The issue of reinfection and retreatment may prove crucial to hepatitis C (HCV) eliminations
efforts. While the subject has been the source of considerable discussion in community and
clinical circles, little is known about the attitudes of prisoners. With prisons set to serve as
test cases for ‘treatment as prevention’ (TasP) strategies, this presentation examines the
perceptions and possible implications of reinfection risk among prisoner participants from the
first, real-world trial of HCV TasP in prison: Australia’s Surveillance and Treatment of
Prisoners with Hepatitis C (SToP-C) study.
Participants were recruited from three male correctional facilities in New South Wales, one
minimum and two maximum security. Thirty prisoners (n=30) were interviewed in depth
following the completion of direct-acting antiviral therapy. As part of the interview schedule,
participants were asked to comment on the current national prescribing guidelines permitting
unlimited treatment in the event of reinfection(s).
Underpinning the range of participant responses was a shared, tacit recognition of the
absence of adequate primary prevention measures in prison. Reinfection was considered an
almost inevitable outcome of injecting drug use while incarcerated and in this context most
prisoners endorsed the merits of retreatment. Interestingly, participants speculated that was
treatment to be offered as a ‘once only’ opportunity, that would likely affect decision-making

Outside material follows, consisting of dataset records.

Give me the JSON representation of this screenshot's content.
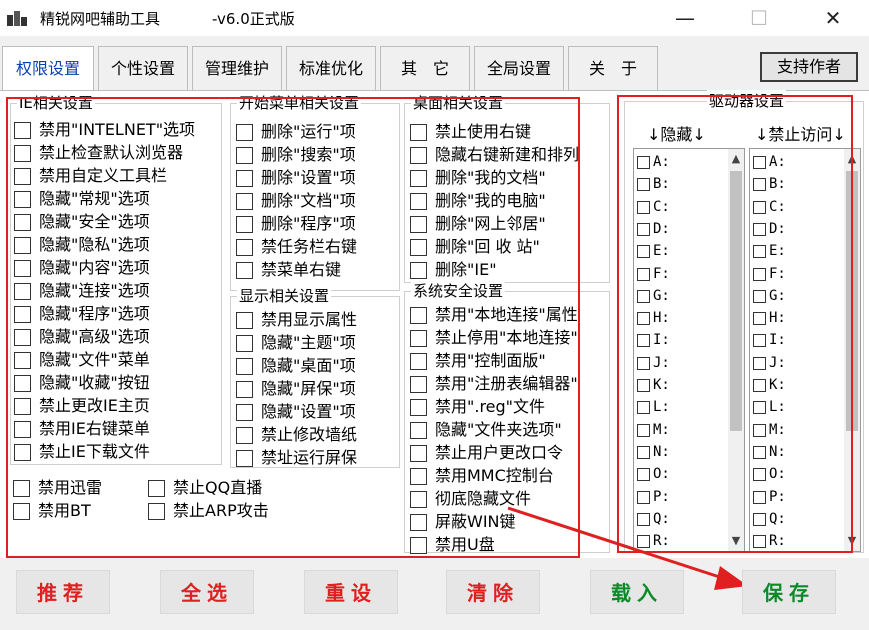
{
  "titlebar": {
    "title": "精锐网吧辅助工具",
    "version": "-v6.0正式版",
    "min": "—",
    "max": "☐",
    "close": "✕"
  },
  "tabs": [
    "权限设置",
    "个性设置",
    "管理维护",
    "标准优化",
    "其　它",
    "全局设置",
    "关　于"
  ],
  "support_label": "支持作者",
  "groups": {
    "ie": {
      "title": "IE相关设置",
      "items": [
        "禁用\"INTELNET\"选项",
        "禁止检查默认浏览器",
        "禁用自定义工具栏",
        "隐藏\"常规\"选项",
        "隐藏\"安全\"选项",
        "隐藏\"隐私\"选项",
        "隐藏\"内容\"选项",
        "隐藏\"连接\"选项",
        "隐藏\"程序\"选项",
        "隐藏\"高级\"选项",
        "隐藏\"文件\"菜单",
        "隐藏\"收藏\"按钮",
        "禁止更改IE主页",
        "禁用IE右键菜单",
        "禁止IE下载文件"
      ]
    },
    "extra": {
      "items": [
        "禁用迅雷",
        "禁止QQ直播",
        "禁用BT",
        "禁止ARP攻击"
      ]
    },
    "start": {
      "title": "开始菜单相关设置",
      "items": [
        "删除\"运行\"项",
        "删除\"搜索\"项",
        "删除\"设置\"项",
        "删除\"文档\"项",
        "删除\"程序\"项",
        "禁任务栏右键",
        "禁菜单右键"
      ]
    },
    "display": {
      "title": "显示相关设置",
      "items": [
        "禁用显示属性",
        "隐藏\"主题\"项",
        "隐藏\"桌面\"项",
        "隐藏\"屏保\"项",
        "隐藏\"设置\"项",
        "禁止修改墙纸",
        "禁址运行屏保"
      ]
    },
    "desktop": {
      "title": "桌面相关设置",
      "items": [
        "禁止使用右键",
        "隐藏右键新建和排列",
        "删除\"我的文档\"",
        "删除\"我的电脑\"",
        "删除\"网上邻居\"",
        "删除\"回 收 站\"",
        "删除\"IE\""
      ]
    },
    "security": {
      "title": "系统安全设置",
      "items": [
        "禁用\"本地连接\"属性",
        "禁止停用\"本地连接\"",
        "禁用\"控制面版\"",
        "禁用\"注册表编辑器\"",
        "禁用\".reg\"文件",
        "隐藏\"文件夹选项\"",
        "禁止用户更改口令",
        "禁用MMC控制台",
        "彻底隐藏文件",
        "屏蔽WIN键",
        "禁用U盘"
      ]
    }
  },
  "drives": {
    "title": "驱动器设置",
    "hide_label": "↓隐藏↓",
    "deny_label": "↓禁止访问↓",
    "letters": [
      "A:",
      "B:",
      "C:",
      "D:",
      "E:",
      "F:",
      "G:",
      "H:",
      "I:",
      "J:",
      "K:",
      "L:",
      "M:",
      "N:",
      "O:",
      "P:",
      "Q:",
      "R:"
    ]
  },
  "buttons": [
    {
      "label": "推荐",
      "color": "#e02020"
    },
    {
      "label": "全选",
      "color": "#e02020"
    },
    {
      "label": "重设",
      "color": "#e02020"
    },
    {
      "label": "清除",
      "color": "#e02020"
    },
    {
      "label": "载入",
      "color": "#0c8a2a"
    },
    {
      "label": "保存",
      "color": "#0c8a2a"
    }
  ],
  "colors": {
    "annotation": "#e02020",
    "active_tab": "#0a3fb3"
  }
}
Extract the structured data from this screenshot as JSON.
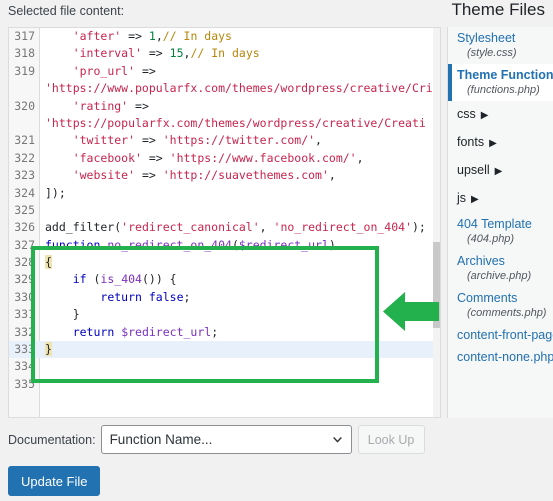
{
  "header": {
    "file_content_label": "Selected file content:",
    "theme_files_title": "Theme Files"
  },
  "editor": {
    "first_line_number": 317,
    "active_line_number": 333,
    "lines": [
      {
        "number": "317",
        "segments": [
          {
            "text": "    ",
            "type": "plain"
          },
          {
            "text": "'after'",
            "type": "string"
          },
          {
            "text": " => ",
            "type": "op"
          },
          {
            "text": "1",
            "type": "number"
          },
          {
            "text": ",",
            "type": "op"
          },
          {
            "text": "// In days",
            "type": "comment"
          }
        ]
      },
      {
        "number": "318",
        "segments": [
          {
            "text": "    ",
            "type": "plain"
          },
          {
            "text": "'interval'",
            "type": "string"
          },
          {
            "text": " => ",
            "type": "op"
          },
          {
            "text": "15",
            "type": "number"
          },
          {
            "text": ",",
            "type": "op"
          },
          {
            "text": "// In days",
            "type": "comment"
          }
        ]
      },
      {
        "number": "319",
        "segments": [
          {
            "text": "    ",
            "type": "plain"
          },
          {
            "text": "'pro_url'",
            "type": "string"
          },
          {
            "text": " =>",
            "type": "op"
          }
        ]
      },
      {
        "number": "",
        "segments": [
          {
            "text": "'https://www.popularfx.com/themes/wordpress/creative/Cri",
            "type": "string"
          }
        ]
      },
      {
        "number": "320",
        "segments": [
          {
            "text": "    ",
            "type": "plain"
          },
          {
            "text": "'rating'",
            "type": "string"
          },
          {
            "text": " =>",
            "type": "op"
          }
        ]
      },
      {
        "number": "",
        "segments": [
          {
            "text": "'https://popularfx.com/themes/wordpress/creative/Creati",
            "type": "string"
          }
        ]
      },
      {
        "number": "321",
        "segments": [
          {
            "text": "    ",
            "type": "plain"
          },
          {
            "text": "'twitter'",
            "type": "string"
          },
          {
            "text": " => ",
            "type": "op"
          },
          {
            "text": "'https://twitter.com/'",
            "type": "string"
          },
          {
            "text": ",",
            "type": "op"
          }
        ]
      },
      {
        "number": "322",
        "segments": [
          {
            "text": "    ",
            "type": "plain"
          },
          {
            "text": "'facebook'",
            "type": "string"
          },
          {
            "text": " => ",
            "type": "op"
          },
          {
            "text": "'https://www.facebook.com/'",
            "type": "string"
          },
          {
            "text": ",",
            "type": "op"
          }
        ]
      },
      {
        "number": "323",
        "segments": [
          {
            "text": "    ",
            "type": "plain"
          },
          {
            "text": "'website'",
            "type": "string"
          },
          {
            "text": " => ",
            "type": "op"
          },
          {
            "text": "'http://suavethemes.com'",
            "type": "string"
          },
          {
            "text": ",",
            "type": "op"
          }
        ]
      },
      {
        "number": "324",
        "segments": [
          {
            "text": "]);",
            "type": "plain"
          }
        ]
      },
      {
        "number": "325",
        "segments": []
      },
      {
        "number": "326",
        "segments": [
          {
            "text": "add_filter(",
            "type": "plain"
          },
          {
            "text": "'redirect_canonical'",
            "type": "string"
          },
          {
            "text": ", ",
            "type": "op"
          },
          {
            "text": "'no_redirect_on_404'",
            "type": "string"
          },
          {
            "text": ");",
            "type": "op"
          }
        ]
      },
      {
        "number": "327",
        "segments": [
          {
            "text": "function ",
            "type": "keyword"
          },
          {
            "text": "no_redirect_on_404",
            "type": "function"
          },
          {
            "text": "(",
            "type": "op"
          },
          {
            "text": "$redirect_url",
            "type": "variable"
          },
          {
            "text": ")",
            "type": "op"
          }
        ]
      },
      {
        "number": "328",
        "segments": [
          {
            "text": "{",
            "type": "brace-match"
          }
        ]
      },
      {
        "number": "329",
        "segments": [
          {
            "text": "    ",
            "type": "plain"
          },
          {
            "text": "if",
            "type": "keyword"
          },
          {
            "text": " (",
            "type": "op"
          },
          {
            "text": "is_404",
            "type": "function"
          },
          {
            "text": "()) {",
            "type": "op"
          }
        ]
      },
      {
        "number": "330",
        "segments": [
          {
            "text": "        ",
            "type": "plain"
          },
          {
            "text": "return",
            "type": "keyword"
          },
          {
            "text": " ",
            "type": "op"
          },
          {
            "text": "false",
            "type": "keyword"
          },
          {
            "text": ";",
            "type": "op"
          }
        ]
      },
      {
        "number": "331",
        "segments": [
          {
            "text": "    }",
            "type": "plain"
          }
        ]
      },
      {
        "number": "332",
        "segments": [
          {
            "text": "    ",
            "type": "plain"
          },
          {
            "text": "return",
            "type": "keyword"
          },
          {
            "text": " ",
            "type": "op"
          },
          {
            "text": "$redirect_url",
            "type": "variable"
          },
          {
            "text": ";",
            "type": "op"
          }
        ]
      },
      {
        "number": "333",
        "segments": [
          {
            "text": "}",
            "type": "brace-match"
          }
        ]
      },
      {
        "number": "334",
        "segments": []
      },
      {
        "number": "335",
        "segments": []
      }
    ]
  },
  "sidebar": {
    "items": [
      {
        "kind": "file",
        "name": "Stylesheet",
        "sub": "(style.css)",
        "selected": false
      },
      {
        "kind": "file",
        "name": "Theme Functions",
        "sub": "(functions.php)",
        "selected": true
      },
      {
        "kind": "folder",
        "name": "css",
        "arrow": "▶"
      },
      {
        "kind": "folder",
        "name": "fonts",
        "arrow": "▶"
      },
      {
        "kind": "folder",
        "name": "upsell",
        "arrow": "▶"
      },
      {
        "kind": "folder",
        "name": "js",
        "arrow": "▶"
      },
      {
        "kind": "file",
        "name": "404 Template",
        "sub": "(404.php)",
        "selected": false
      },
      {
        "kind": "file",
        "name": "Archives",
        "sub": "(archive.php)",
        "selected": false
      },
      {
        "kind": "file",
        "name": "Comments",
        "sub": "(comments.php)",
        "selected": false
      },
      {
        "kind": "file",
        "name": "content-front-page.php",
        "sub": "",
        "selected": false
      },
      {
        "kind": "file",
        "name": "content-none.php",
        "sub": "",
        "selected": false
      }
    ]
  },
  "footer": {
    "documentation_label": "Documentation:",
    "function_select_value": "Function Name...",
    "look_up_label": "Look Up",
    "update_file_label": "Update File"
  },
  "annotations": {
    "highlight_color": "#22b14c",
    "box_target": "function no_redirect_on_404 block (lines 327-333)",
    "arrow_direction": "left"
  }
}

among fellow prisoners, with some opting to delay treatment for fear of reinfection,
potentially affecting broader TasP efforts.
Australia has led the way internationally in securing universal access to new therapies,
including retreatment if required. While our findings inevitably reflect the uniqueness of the
prison setting, they nevertheless emphasise the importance of a broader public health
strategy that includes a focus on the issue of reinfection during treatment discussions with
patients (both in the community and prison) and the promotion of retreatment if required.
Disclosure of Interest Statement:
The authors have no conflict of interest to declare.